§ **DATA TO PROCESS**:
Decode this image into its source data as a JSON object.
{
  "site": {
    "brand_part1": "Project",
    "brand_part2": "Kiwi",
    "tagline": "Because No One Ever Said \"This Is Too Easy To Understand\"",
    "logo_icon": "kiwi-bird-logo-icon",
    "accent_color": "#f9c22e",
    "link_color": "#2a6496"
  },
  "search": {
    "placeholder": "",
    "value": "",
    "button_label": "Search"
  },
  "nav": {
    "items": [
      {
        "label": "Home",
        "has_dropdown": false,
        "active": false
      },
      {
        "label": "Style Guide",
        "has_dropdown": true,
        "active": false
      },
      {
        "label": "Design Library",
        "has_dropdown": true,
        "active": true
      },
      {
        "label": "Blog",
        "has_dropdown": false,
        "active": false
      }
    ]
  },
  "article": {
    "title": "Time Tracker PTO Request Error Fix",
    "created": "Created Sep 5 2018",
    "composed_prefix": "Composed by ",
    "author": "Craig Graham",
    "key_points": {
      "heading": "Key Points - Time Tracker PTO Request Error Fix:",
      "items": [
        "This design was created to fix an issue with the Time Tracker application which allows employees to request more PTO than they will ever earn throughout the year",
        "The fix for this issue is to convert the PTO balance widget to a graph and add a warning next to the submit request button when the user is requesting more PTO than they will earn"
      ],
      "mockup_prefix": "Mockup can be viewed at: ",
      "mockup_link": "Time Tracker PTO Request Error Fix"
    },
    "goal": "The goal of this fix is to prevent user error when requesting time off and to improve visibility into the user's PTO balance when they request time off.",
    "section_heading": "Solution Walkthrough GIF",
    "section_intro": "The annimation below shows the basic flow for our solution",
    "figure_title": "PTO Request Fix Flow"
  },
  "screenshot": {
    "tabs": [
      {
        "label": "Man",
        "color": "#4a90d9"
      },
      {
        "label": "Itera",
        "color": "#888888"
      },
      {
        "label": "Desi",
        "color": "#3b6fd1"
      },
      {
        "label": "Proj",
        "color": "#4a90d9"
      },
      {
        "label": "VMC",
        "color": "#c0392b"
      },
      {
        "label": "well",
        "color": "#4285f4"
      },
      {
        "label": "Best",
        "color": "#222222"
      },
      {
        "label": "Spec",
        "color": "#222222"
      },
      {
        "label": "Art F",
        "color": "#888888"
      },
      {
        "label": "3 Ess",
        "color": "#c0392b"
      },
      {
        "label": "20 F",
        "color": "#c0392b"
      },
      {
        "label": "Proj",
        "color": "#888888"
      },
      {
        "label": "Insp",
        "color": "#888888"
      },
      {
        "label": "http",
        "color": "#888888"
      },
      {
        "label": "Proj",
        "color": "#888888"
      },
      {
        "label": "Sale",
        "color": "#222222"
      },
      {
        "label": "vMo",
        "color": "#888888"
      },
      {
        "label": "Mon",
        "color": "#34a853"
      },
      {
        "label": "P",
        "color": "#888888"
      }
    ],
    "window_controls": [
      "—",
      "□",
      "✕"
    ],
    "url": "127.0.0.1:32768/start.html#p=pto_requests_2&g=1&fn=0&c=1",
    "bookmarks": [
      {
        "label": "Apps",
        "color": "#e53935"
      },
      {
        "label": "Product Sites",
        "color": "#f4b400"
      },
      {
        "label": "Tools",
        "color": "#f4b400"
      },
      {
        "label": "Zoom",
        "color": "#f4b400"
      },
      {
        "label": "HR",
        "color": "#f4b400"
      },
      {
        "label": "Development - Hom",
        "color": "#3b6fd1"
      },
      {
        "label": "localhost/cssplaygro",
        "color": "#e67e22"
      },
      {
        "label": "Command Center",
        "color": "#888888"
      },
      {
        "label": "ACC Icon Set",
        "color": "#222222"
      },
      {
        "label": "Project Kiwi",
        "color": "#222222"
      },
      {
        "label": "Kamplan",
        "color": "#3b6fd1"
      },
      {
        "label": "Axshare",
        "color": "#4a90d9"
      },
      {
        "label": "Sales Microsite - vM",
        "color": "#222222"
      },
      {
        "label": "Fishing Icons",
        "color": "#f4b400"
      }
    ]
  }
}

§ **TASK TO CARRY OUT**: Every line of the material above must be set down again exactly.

§ **FINAL ANSWER**:
Decode this image into its source data as a JSON object.
{
  "site": {
    "brand_part1": "Project",
    "brand_part2": "Kiwi",
    "tagline": "Because No One Ever Said \"This Is Too Easy To Understand\"",
    "logo_icon": "kiwi-bird-logo-icon",
    "accent_color": "#f9c22e",
    "link_color": "#2a6496"
  },
  "search": {
    "placeholder": "",
    "value": "",
    "button_label": "Search"
  },
  "nav": {
    "items": [
      {
        "label": "Home",
        "has_dropdown": false,
        "active": false
      },
      {
        "label": "Style Guide",
        "has_dropdown": true,
        "active": false
      },
      {
        "label": "Design Library",
        "has_dropdown": true,
        "active": true
      },
      {
        "label": "Blog",
        "has_dropdown": false,
        "active": false
      }
    ]
  },
  "article": {
    "title": "Time Tracker PTO Request Error Fix",
    "created": "Created Sep 5 2018",
    "composed_prefix": "Composed by ",
    "author": "Craig Graham",
    "key_points": {
      "heading": "Key Points - Time Tracker PTO Request Error Fix:",
      "items": [
        "This design was created to fix an issue with the Time Tracker application which allows employees to request more PTO than they will ever earn throughout the year",
        "The fix for this issue is to convert the PTO balance widget to a graph and add a warning next to the submit request button when the user is requesting more PTO than they will earn"
      ],
      "mockup_prefix": "Mockup can be viewed at: ",
      "mockup_link": "Time Tracker PTO Request Error Fix"
    },
    "goal": "The goal of this fix is to prevent user error when requesting time off and to improve visibility into the user's PTO balance when they request time off.",
    "section_heading": "Solution Walkthrough GIF",
    "section_intro": "The annimation below shows the basic flow for our solution",
    "figure_title": "PTO Request Fix Flow"
  },
  "screenshot": {
    "tabs": [
      {
        "label": "Man",
        "color": "#4a90d9"
      },
      {
        "label": "Itera",
        "color": "#888888"
      },
      {
        "label": "Desi",
        "color": "#3b6fd1"
      },
      {
        "label": "Proj",
        "color": "#4a90d9"
      },
      {
        "label": "VMC",
        "color": "#c0392b"
      },
      {
        "label": "well",
        "color": "#4285f4"
      },
      {
        "label": "Best",
        "color": "#222222"
      },
      {
        "label": "Spec",
        "color": "#222222"
      },
      {
        "label": "Art F",
        "color": "#888888"
      },
      {
        "label": "3 Ess",
        "color": "#c0392b"
      },
      {
        "label": "20 F",
        "color": "#c0392b"
      },
      {
        "label": "Proj",
        "color": "#888888"
      },
      {
        "label": "Insp",
        "color": "#888888"
      },
      {
        "label": "http",
        "color": "#888888"
      },
      {
        "label": "Proj",
        "color": "#888888"
      },
      {
        "label": "Sale",
        "color": "#222222"
      },
      {
        "label": "vMo",
        "color": "#888888"
      },
      {
        "label": "Mon",
        "color": "#34a853"
      },
      {
        "label": "P",
        "color": "#888888"
      }
    ],
    "window_controls": [
      "—",
      "□",
      "✕"
    ],
    "url": "127.0.0.1:32768/start.html#p=pto_requests_2&g=1&fn=0&c=1",
    "bookmarks": [
      {
        "label": "Apps",
        "color": "#e53935"
      },
      {
        "label": "Product Sites",
        "color": "#f4b400"
      },
      {
        "label": "Tools",
        "color": "#f4b400"
      },
      {
        "label": "Zoom",
        "color": "#f4b400"
      },
      {
        "label": "HR",
        "color": "#f4b400"
      },
      {
        "label": "Development - Hom",
        "color": "#3b6fd1"
      },
      {
        "label": "localhost/cssplaygro",
        "color": "#e67e22"
      },
      {
        "label": "Command Center",
        "color": "#888888"
      },
      {
        "label": "ACC Icon Set",
        "color": "#222222"
      },
      {
        "label": "Project Kiwi",
        "color": "#222222"
      },
      {
        "label": "Kamplan",
        "color": "#3b6fd1"
      },
      {
        "label": "Axshare",
        "color": "#4a90d9"
      },
      {
        "label": "Sales Microsite - vM",
        "color": "#222222"
      },
      {
        "label": "Fishing Icons",
        "color": "#f4b400"
      }
    ]
  }
}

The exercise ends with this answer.